** Supplied data follows **

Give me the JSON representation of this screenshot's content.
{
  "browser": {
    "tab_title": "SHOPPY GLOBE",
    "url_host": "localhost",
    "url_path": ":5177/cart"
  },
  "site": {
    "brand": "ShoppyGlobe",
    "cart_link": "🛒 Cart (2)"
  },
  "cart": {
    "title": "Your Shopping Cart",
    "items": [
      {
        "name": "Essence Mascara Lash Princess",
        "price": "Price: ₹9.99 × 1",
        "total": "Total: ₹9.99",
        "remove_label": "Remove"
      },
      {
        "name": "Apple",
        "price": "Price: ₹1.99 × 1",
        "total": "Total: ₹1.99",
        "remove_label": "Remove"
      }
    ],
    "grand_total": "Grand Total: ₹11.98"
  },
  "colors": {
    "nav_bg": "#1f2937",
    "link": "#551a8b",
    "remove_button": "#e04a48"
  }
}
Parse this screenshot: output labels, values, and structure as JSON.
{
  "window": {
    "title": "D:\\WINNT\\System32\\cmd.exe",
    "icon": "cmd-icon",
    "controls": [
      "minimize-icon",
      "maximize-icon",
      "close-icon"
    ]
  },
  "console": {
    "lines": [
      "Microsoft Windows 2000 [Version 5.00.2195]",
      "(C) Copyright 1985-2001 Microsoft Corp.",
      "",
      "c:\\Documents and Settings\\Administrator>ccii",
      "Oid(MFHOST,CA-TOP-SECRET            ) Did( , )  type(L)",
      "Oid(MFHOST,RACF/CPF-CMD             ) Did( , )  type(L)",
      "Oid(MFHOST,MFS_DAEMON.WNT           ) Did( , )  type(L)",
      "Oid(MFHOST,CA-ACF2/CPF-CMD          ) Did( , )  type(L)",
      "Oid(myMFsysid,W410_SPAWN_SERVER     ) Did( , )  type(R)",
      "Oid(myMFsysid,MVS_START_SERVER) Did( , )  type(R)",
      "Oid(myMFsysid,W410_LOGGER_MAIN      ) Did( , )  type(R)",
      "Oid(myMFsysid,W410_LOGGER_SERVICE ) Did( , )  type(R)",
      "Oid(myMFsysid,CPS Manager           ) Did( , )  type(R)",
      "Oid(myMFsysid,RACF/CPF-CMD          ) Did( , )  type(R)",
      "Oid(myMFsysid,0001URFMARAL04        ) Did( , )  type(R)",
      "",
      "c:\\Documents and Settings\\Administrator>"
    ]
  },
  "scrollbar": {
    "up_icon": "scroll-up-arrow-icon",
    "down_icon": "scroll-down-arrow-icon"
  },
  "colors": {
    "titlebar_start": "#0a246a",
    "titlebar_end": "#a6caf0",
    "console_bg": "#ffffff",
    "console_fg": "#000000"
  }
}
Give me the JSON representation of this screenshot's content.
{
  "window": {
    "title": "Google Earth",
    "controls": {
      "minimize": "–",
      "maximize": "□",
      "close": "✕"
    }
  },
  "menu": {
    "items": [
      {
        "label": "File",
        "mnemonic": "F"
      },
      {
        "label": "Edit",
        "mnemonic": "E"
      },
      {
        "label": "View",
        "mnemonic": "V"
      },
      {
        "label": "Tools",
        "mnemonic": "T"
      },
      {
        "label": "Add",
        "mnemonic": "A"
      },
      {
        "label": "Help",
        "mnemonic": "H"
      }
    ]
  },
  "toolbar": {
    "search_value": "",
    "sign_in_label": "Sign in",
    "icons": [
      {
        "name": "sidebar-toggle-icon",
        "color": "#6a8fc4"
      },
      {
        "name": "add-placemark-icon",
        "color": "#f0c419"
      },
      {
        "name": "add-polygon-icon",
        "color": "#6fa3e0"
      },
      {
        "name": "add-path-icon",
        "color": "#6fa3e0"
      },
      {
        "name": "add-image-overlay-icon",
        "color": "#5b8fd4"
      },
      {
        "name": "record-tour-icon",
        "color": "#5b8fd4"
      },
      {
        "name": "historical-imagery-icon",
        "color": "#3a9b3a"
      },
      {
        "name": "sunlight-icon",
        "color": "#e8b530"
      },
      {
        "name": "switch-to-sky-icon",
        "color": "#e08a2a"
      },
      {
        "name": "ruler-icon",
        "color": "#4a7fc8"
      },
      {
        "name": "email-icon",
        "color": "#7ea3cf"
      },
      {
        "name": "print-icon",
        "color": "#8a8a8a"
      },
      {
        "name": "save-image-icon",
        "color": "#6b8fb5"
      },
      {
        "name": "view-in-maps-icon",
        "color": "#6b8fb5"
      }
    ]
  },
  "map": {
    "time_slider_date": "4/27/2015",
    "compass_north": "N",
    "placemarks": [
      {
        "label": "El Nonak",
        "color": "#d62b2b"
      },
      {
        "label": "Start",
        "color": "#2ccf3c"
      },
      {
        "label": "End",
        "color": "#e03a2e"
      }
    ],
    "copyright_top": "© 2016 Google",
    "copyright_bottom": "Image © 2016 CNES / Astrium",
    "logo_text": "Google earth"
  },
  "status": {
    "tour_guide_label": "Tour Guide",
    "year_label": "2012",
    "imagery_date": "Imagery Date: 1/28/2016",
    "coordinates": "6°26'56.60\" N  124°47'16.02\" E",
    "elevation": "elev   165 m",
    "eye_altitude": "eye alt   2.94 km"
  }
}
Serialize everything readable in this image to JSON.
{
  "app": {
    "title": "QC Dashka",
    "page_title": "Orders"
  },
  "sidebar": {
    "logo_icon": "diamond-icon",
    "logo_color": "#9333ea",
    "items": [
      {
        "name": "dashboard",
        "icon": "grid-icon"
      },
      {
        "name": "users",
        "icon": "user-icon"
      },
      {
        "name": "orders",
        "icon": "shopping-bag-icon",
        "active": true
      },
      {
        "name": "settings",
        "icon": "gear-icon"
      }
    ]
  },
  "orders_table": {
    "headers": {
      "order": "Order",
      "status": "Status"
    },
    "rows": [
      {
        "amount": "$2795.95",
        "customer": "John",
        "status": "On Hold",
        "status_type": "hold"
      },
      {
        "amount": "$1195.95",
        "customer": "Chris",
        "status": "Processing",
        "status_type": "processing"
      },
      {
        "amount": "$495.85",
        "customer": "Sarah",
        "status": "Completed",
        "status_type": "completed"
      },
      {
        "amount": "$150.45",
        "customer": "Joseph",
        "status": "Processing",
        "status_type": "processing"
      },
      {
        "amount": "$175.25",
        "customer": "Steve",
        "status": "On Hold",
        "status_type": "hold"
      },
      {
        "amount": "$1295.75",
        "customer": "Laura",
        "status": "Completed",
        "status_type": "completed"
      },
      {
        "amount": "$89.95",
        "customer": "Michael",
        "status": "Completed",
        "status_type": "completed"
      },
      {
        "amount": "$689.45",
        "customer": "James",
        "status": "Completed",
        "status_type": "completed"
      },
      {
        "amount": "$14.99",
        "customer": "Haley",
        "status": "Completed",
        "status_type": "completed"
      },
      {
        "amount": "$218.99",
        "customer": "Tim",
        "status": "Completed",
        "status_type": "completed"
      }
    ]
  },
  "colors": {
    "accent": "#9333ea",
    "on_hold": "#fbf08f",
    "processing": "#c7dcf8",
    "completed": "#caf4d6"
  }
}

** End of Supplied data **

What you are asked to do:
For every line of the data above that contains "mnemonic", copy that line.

Output for this task:
        "mnemonic": "F"
        "mnemonic": "E"
        "mnemonic": "V"
        "mnemonic": "T"
        "mnemonic": "A"
        "mnemonic": "H"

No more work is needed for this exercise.